Why Apple doesn't allow multi-tasking on the iPhone
Of all the SDK limitations that Apple imposed on its new iPhone SDK, the one that seems to irk developers the most is the limitation on running background processes. While the ability to run in the background is a fundamental part of programming for Windows or Mac, Apple is trying to make the point that developing for the phone is quite different from developing for a PC. So here are 3 reasons why Apple made the right decision:
1) Its clear that mobile apps should conserve battery and bandwidth. There's an limited upside to multitasking on the phone.
2) Extending the API to include lifecycle management will make the iPhone API more complicated.

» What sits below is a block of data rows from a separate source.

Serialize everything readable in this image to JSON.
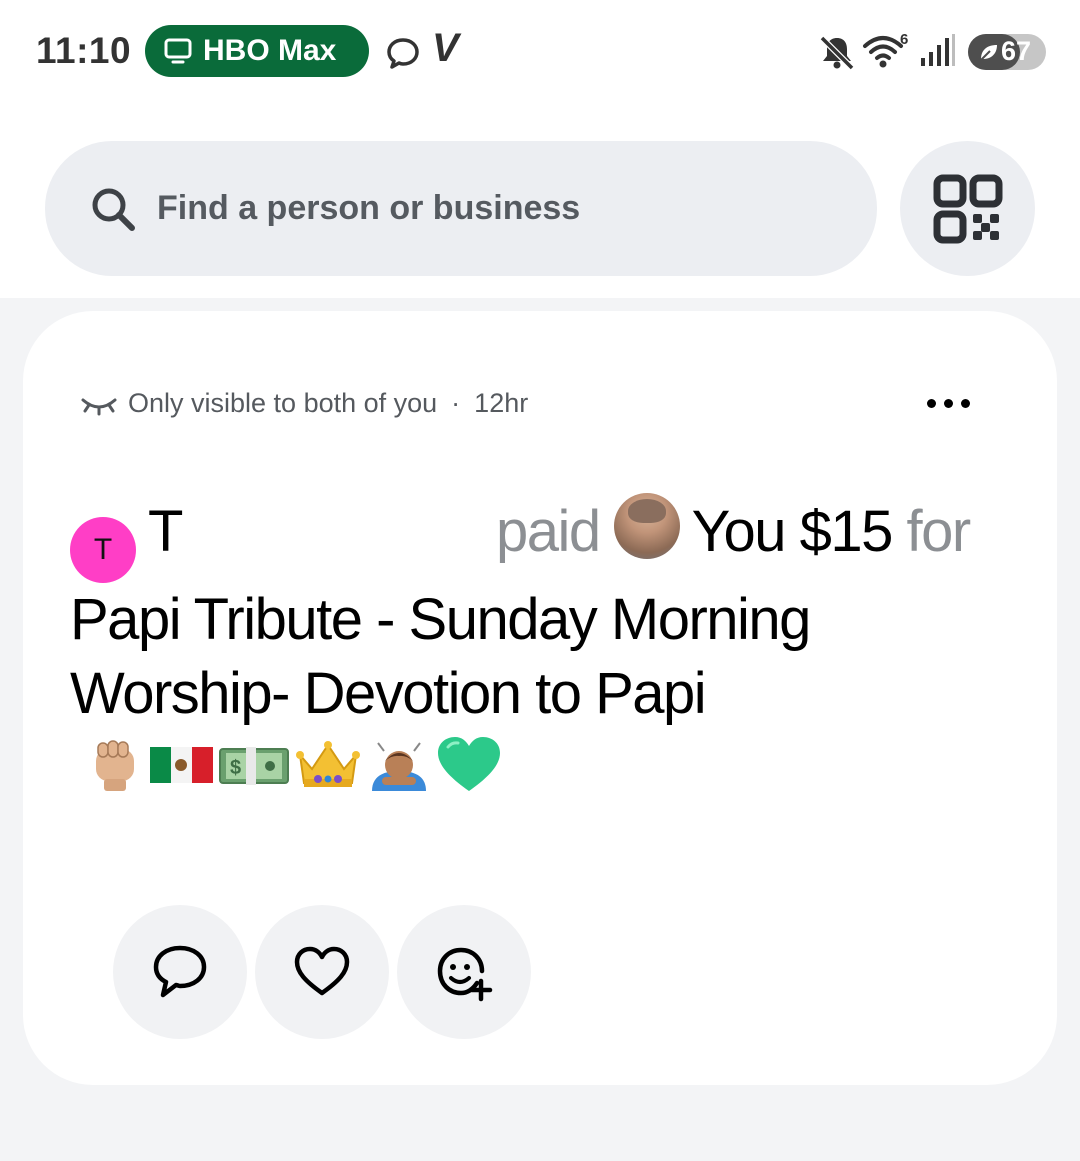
{
  "status_bar": {
    "time": "11:10",
    "media_pill": {
      "label": "HBO Max",
      "color": "#0a6b3a",
      "icon": "tv-icon"
    },
    "wifi_badge": "6",
    "battery_level": "67",
    "battery_percent": 67,
    "icons": [
      "chat-bubble-icon",
      "venmo-v-icon",
      "mute-icon",
      "wifi-icon",
      "signal-icon",
      "battery-icon"
    ]
  },
  "search": {
    "placeholder": "Find a person or business",
    "icon": "search-icon",
    "qr_icon": "qr-code-icon"
  },
  "post": {
    "visibility": "Only visible to both of you",
    "separator": "·",
    "time_ago": "12hr",
    "sender_initial": "T",
    "sender_name": "T",
    "verb": "paid",
    "recipient": "You",
    "amount": "$15",
    "for_word": "for",
    "note": "Papi Tribute - Sunday Morning Worship- Devotion to Papi",
    "note_emojis": [
      "raised-fist",
      "mexico-flag",
      "money-bills",
      "crown",
      "bowing-person",
      "green-heart"
    ],
    "avatar_color": "#ff3ec6"
  },
  "actions": [
    {
      "name": "comment",
      "icon": "comment-icon"
    },
    {
      "name": "like",
      "icon": "heart-icon"
    },
    {
      "name": "react",
      "icon": "add-reaction-icon"
    }
  ]
}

3) The network is the computer. Phone developers should make use of the communication protocols built into mobile networks such as SMS, inorder to send and receive notifications.
People are dwelling on #1 but #2 and #3 are more important. The only way to have a large number of high quality, bug-free apps is to have a simple API. Making developers responsible for suspending program execution and persisting program state is really going to increase the probability of bugs. As for communication protocols, it doesn't make sense for independent developers to re-implement them. Your typical GPRS/EDGE/UMTS mobile networks are not really packet-based transports, and designing communication protocols for these kinds of networks are difficult. Apple and the operator will have to standardize on a few communication protocols such as SMS or XMPP, like Google has done with Android.
Labels: Android iPhone SDK